We began three years ago, running a children's after school programme on board our Canterbury Kids Coach.

Every six months we move to three more locations. Two years ago, we were given the use of a community house so that we could encourage children who had been on our programme to be involved in something more permanent, and provide support and ongoing discipleship. We call this 'X-Site'.

Parents started coming along to 'X-Site' as well and this has now grown to an average attendance of about 30 children and 9 adults each week. We have not 'arrived' yet but we are well on the way.

X-Site - pancakesThe X-Site weekly sessions are from 3pm-5pm every Friday and follow a similar pattern each week. Leaders and other adults from the community arrive from 2.15pm and we stop to pray at 2.45pm. The children arrive from the nearby local school and are given a drink and games to play and we sit around and chat.

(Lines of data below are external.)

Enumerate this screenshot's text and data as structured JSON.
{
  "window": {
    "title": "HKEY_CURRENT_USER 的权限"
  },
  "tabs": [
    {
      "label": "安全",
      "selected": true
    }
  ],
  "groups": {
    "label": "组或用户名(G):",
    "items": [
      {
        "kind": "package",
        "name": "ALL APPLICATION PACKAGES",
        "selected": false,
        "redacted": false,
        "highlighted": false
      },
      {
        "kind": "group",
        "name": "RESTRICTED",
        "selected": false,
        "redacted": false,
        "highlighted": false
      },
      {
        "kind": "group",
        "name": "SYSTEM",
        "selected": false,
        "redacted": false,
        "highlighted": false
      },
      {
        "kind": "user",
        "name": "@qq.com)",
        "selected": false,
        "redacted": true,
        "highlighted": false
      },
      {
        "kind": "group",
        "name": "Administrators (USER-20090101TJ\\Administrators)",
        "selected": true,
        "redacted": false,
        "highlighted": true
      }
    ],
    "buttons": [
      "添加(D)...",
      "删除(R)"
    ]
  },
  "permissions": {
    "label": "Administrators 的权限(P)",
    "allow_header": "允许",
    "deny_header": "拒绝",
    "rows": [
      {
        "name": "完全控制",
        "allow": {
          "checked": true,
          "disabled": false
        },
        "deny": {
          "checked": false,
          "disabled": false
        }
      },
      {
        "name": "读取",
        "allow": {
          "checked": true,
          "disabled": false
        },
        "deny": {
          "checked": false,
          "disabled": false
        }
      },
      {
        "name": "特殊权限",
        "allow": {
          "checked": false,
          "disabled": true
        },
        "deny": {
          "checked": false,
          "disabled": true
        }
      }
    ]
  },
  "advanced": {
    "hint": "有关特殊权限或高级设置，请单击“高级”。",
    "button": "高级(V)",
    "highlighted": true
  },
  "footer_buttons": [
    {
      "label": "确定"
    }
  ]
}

At 3.30pm we start our session proper with singing, prayer and a Bible reading. The children themselves lead the prayer and Bible reading while parents are all encouraged to be involved. We then have one of our puppets introduce the theme for the day and then the mums with children of preschool age leave for their own special programme while the others have their separate teaching time. We use lots of different creative ways to encourage the development of faith, including mime, drama, crafts, games with purpose, teaching of puppetry and even learning how to play the ukulele! We usually follow a theme that lasts for 10 weeks.

X-Site - JesusRefreshments are provided and meals arranged at the end of each term. We carry out visits and follow-up work to help meet material needs and address neglect, truancy and abuse. This is much more than just a bus; it is bringing Church to the people.

Our organisation aims to keep the following values at the heart of all our work:

  • fully rely on God;
  • encourage the development of Christian values: sharing, honesty, responsibility, honouring of relationships, serving others, making wise choices and respect;
  • break down the barriers of isolation and racial disharmony;
  • see where the Holy Spirit is working and join in;
  • remain outward focused – seeing the needs in the community and continually looking to 'take new ground'
  • following the example of Jesus, we seek to love and serve each other, and encourage others to do the same.

X-Site - cheerThree team leaders are members of the local Anglican Church and two are from the nearest Baptist Church; teenagers help as junior leaders. Although we are a Church Army initiative, we also have the support and encouragement of our local parish and some families have now started attending services on Sunday.

Our goal is however, to encourage the local people to find faith in Christ and grow to become leaders of their own community. This is beginning. For those that come, this is Church.

We are a registered charity funded from trusts and donations from individuals. To spread the vision about what we’re doing we undertake speaking engagements, networking and sharing stories of good practice through the media and our own publications. We understand the value of working together with other organisations, agencies and community groups and work at discovering what is happening in order to encourage one another. It is important to enable people to network together, learn from one another and exercise responsible oversight.

X-Site - smilingWe want to see lives transformed and communities grow. I didn't have an opportunity as a child to hear about Jesus, so I had to struggle alone during my tough teenage years. Consequently I desperately want others to have opportunities to hear about, experience and grow in the love of Jesus, and be equipped to reach their full potential.

It is our hope that parents will take ownership of this and begin to disciple others. With a group of 10 mums, we recently started to organise midweek morning sessions for parents. We hope that these sessions will be a time to focus on being there for these mums and helping them to grow in faith. We are taking things a step at a time, learning as we go, and listening to the needs of the community and to what God is saying. Watch this space!